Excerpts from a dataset
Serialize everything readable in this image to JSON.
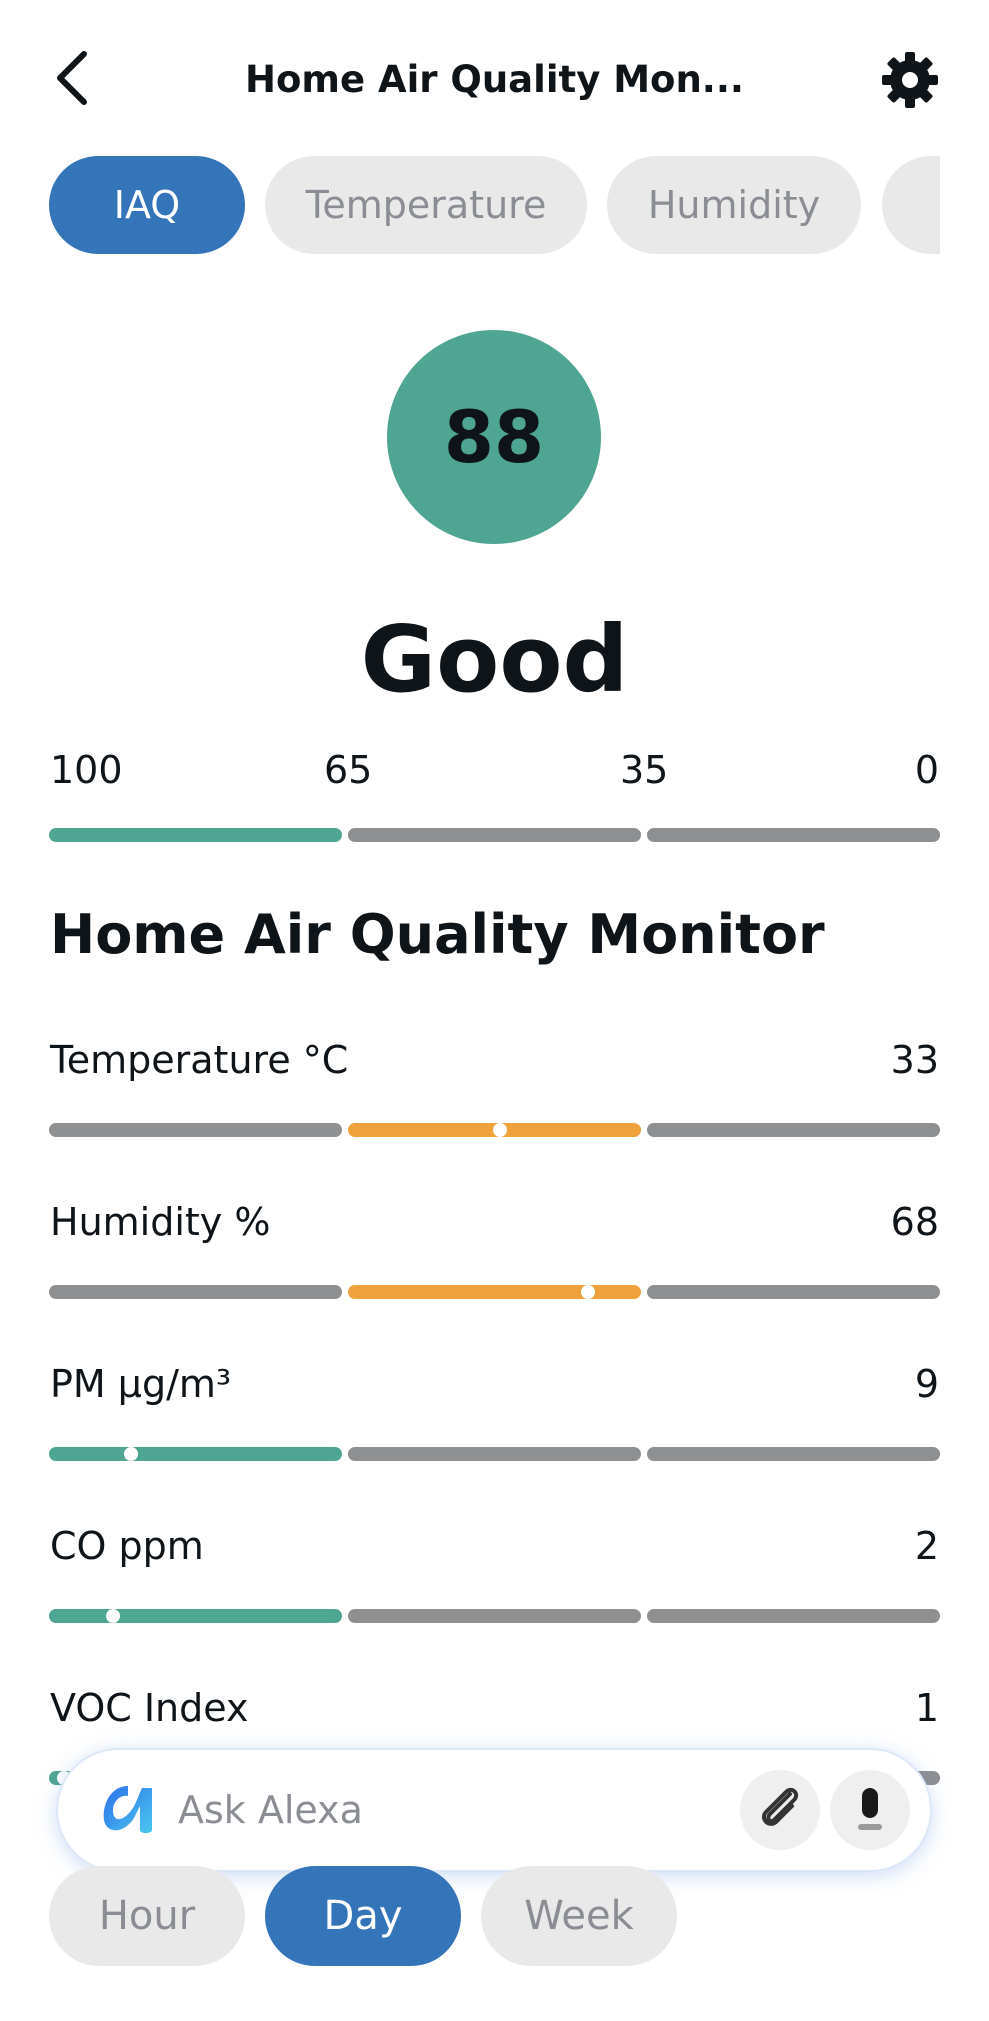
{
  "header": {
    "title": "Home Air Quality Mon...",
    "back_icon": "chevron-left-icon",
    "settings_icon": "gear-icon"
  },
  "tabs": [
    {
      "label": "IAQ",
      "active": true
    },
    {
      "label": "Temperature",
      "active": false
    },
    {
      "label": "Humidity",
      "active": false
    },
    {
      "label": "",
      "active": false
    }
  ],
  "score": {
    "value": "88",
    "rating": "Good",
    "color": "#4ea592"
  },
  "scale": {
    "labels": [
      "100",
      "65",
      "35",
      "0"
    ],
    "active_segment": 0
  },
  "section_title": "Home Air Quality Monitor",
  "metrics": [
    {
      "label": "Temperature °C",
      "value": "33",
      "active_segment": 1,
      "color": "#eea23c",
      "marker_fraction": 0.52
    },
    {
      "label": "Humidity %",
      "value": "68",
      "active_segment": 1,
      "color": "#eea23c",
      "marker_fraction": 0.82
    },
    {
      "label": "PM µg/m³",
      "value": "9",
      "active_segment": 0,
      "color": "#4ea592",
      "marker_fraction": 0.28
    },
    {
      "label": "CO ppm",
      "value": "2",
      "active_segment": 0,
      "color": "#4ea592",
      "marker_fraction": 0.22
    },
    {
      "label": "VOC Index",
      "value": "1",
      "active_segment": 0,
      "color": "#4ea592",
      "marker_fraction": 0.05
    }
  ],
  "alexa": {
    "placeholder": "Ask Alexa",
    "logo_icon": "alexa-logo-icon",
    "attach_icon": "paperclip-icon",
    "mic_icon": "microphone-icon"
  },
  "time_range": [
    {
      "label": "Hour",
      "active": false
    },
    {
      "label": "Day",
      "active": true
    },
    {
      "label": "Week",
      "active": false
    }
  ],
  "colors": {
    "accent": "#3474b9",
    "good": "#4ea592",
    "moderate": "#eea23c",
    "inactive": "#8e8f91"
  }
}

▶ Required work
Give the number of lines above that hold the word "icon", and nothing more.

▶ Response box
5